OLDSMAR — City government may lay off its first employee since the economic downturn.
City Manager Bruce Haddock has recommended contracting with Pinellas County for building plan reviews and inspections. And that decision will result in the loss of the city's building codes administrator, he said.
Oldsmar has considered outsourcing for years without pulling the trigger. But the city could no longer ignore the reality that the county can provide the same service more cheaply, Haddock said.
"It's never a pleasant situation. We've, in the past few years, eliminated vacant positions," Haddock said, but "after this period of time, you kind of run out of options."
Al Braithwaite, the city's director of administrative services, said he's not sure how much the city could save by contracting with the county, because contract details haven't been nailed down. But he expects to know more later this week.
Including the proposed layoff, the city plans to lose the equivalent of 2.5 full-time jobs from its general fund, which is proposed at about $12.8 million.
The budget includes a 2 percent merit raise for nonunion workers.
Oldsmar's general fund gleans about a third of its revenue from property taxes. About half of the fund goes toward personnel costs.
Haddock also proposed maintaining the same property tax rate. That means, for the 22nd year in a row, the city will have a rate that's the same or lower than the previous year.
Braithwaite said the city's general fund reserves are sufficient to cover the city in case of an emergency. The proposed budget includes $1.2 million in "rainy day" funds. The city also has an existing unrestricted/undesignated general fund balance of about $4.7 million that can be used for any purpose, he said.
In one enterprise fund, supported mostly by charges for services, the city manager expects to expand staff by hiring five employees for the city's new reverse osmosis water treatment plant. Training for the workers is scheduled to start next March.
The total 2011-12 proposed budget, with capital expenditures wrapped in, amounts to $26.3 million.

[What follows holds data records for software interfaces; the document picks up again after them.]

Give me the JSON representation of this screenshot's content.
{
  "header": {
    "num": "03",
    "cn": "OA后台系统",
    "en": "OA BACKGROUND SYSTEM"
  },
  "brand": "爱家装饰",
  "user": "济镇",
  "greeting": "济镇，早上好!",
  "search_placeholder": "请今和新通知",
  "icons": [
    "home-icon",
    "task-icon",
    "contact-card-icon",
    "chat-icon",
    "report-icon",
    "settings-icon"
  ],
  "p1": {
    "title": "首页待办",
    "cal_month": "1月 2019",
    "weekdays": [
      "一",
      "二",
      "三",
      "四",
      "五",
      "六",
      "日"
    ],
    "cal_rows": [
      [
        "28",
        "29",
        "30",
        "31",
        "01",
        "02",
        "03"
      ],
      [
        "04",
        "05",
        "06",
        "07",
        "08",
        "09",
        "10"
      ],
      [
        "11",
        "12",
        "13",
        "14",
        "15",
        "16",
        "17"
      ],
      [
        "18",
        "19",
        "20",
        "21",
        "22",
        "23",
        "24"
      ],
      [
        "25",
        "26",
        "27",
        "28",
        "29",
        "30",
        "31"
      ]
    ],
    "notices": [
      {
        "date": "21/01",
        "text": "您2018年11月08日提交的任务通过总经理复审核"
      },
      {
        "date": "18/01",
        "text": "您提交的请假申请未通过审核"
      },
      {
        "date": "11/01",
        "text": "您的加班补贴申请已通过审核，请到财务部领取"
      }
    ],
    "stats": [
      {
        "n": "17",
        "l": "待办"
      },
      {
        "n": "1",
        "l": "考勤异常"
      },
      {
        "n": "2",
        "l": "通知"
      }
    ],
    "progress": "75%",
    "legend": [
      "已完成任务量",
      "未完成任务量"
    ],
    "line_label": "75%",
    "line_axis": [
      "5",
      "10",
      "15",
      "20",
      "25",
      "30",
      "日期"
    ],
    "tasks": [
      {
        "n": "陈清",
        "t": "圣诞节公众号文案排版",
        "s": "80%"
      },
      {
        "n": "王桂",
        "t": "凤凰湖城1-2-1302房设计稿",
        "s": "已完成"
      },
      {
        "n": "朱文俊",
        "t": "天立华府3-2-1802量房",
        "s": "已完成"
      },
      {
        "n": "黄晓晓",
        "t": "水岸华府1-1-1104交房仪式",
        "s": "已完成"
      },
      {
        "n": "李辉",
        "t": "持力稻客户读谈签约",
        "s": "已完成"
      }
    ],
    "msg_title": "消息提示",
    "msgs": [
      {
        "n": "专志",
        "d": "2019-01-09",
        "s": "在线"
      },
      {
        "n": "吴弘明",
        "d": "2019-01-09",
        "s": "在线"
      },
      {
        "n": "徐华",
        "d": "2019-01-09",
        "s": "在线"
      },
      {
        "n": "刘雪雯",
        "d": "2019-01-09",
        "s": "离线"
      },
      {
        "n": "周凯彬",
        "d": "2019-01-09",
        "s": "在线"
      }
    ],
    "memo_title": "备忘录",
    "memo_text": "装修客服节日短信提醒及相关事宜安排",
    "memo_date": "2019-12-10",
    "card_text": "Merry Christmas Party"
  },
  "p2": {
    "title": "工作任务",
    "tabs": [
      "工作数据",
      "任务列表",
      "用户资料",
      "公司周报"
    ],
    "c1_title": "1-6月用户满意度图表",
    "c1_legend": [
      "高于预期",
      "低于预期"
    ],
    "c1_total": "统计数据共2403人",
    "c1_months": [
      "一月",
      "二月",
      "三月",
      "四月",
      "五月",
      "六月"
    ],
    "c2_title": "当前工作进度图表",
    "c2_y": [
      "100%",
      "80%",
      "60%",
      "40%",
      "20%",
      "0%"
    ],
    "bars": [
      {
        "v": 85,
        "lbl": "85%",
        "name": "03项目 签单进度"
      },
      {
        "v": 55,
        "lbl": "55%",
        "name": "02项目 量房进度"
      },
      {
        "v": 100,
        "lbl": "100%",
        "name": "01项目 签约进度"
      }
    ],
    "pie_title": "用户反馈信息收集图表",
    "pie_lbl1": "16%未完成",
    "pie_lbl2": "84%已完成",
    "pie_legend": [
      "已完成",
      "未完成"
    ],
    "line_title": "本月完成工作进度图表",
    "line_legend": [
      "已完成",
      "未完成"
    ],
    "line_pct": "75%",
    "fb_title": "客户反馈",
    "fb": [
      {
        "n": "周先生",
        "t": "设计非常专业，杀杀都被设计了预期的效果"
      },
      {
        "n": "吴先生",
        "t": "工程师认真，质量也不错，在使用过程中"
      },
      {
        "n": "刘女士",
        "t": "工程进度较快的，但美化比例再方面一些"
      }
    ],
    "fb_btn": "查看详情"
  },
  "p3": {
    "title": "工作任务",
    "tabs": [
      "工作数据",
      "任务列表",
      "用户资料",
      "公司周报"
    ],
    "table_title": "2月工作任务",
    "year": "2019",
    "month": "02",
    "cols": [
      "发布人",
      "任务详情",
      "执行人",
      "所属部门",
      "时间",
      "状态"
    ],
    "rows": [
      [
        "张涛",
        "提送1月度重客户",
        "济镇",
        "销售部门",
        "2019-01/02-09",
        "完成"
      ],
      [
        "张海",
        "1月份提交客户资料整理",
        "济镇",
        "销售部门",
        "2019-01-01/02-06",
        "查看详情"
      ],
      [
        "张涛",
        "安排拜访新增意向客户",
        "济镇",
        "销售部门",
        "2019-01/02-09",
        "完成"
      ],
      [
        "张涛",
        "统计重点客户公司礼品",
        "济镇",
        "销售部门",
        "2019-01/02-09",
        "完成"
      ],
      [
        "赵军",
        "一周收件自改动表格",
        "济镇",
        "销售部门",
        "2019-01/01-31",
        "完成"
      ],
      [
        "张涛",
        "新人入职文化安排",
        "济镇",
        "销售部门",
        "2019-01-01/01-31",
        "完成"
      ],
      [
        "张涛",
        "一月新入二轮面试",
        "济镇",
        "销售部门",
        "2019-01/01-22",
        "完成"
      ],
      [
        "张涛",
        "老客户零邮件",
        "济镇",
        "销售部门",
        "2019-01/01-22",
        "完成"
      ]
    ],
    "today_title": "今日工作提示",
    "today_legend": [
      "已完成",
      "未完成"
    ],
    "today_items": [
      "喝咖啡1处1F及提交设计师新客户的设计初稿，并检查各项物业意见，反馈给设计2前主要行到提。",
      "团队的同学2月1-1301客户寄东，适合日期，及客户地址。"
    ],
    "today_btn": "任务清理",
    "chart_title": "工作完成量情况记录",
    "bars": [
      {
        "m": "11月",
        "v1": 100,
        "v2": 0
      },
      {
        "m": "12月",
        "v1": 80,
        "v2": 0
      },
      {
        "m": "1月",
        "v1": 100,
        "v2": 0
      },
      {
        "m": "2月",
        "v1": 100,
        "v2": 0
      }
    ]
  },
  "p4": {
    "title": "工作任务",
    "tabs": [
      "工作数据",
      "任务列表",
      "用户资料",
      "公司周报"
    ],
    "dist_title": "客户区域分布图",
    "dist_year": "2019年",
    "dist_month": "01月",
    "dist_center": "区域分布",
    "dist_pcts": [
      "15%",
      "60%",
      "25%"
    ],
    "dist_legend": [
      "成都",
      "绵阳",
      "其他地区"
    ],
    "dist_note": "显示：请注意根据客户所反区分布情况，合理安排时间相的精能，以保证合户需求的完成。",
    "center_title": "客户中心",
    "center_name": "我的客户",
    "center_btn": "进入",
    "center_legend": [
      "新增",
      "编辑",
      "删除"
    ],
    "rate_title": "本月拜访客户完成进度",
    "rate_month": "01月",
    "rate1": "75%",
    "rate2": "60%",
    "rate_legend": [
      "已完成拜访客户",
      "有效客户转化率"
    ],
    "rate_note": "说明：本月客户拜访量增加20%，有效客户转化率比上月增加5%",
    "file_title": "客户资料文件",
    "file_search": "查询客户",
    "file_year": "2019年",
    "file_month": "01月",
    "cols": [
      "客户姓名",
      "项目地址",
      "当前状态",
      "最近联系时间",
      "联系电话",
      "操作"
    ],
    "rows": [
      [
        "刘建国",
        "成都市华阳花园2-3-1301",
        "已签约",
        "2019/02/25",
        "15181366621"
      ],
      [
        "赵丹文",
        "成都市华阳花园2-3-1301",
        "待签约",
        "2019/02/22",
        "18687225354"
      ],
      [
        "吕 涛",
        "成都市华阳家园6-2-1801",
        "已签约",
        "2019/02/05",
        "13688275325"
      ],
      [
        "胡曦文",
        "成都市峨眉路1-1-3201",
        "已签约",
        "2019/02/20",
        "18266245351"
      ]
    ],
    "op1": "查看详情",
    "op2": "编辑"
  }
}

That's about $18.7 million less than this year's budget was, chiefly due to a reduction in capital projects and the expected completion of the city's new water supply project, according to Haddock's budget message.
Lorri Helfand can be reached at email@example.com or (727) 445-4155.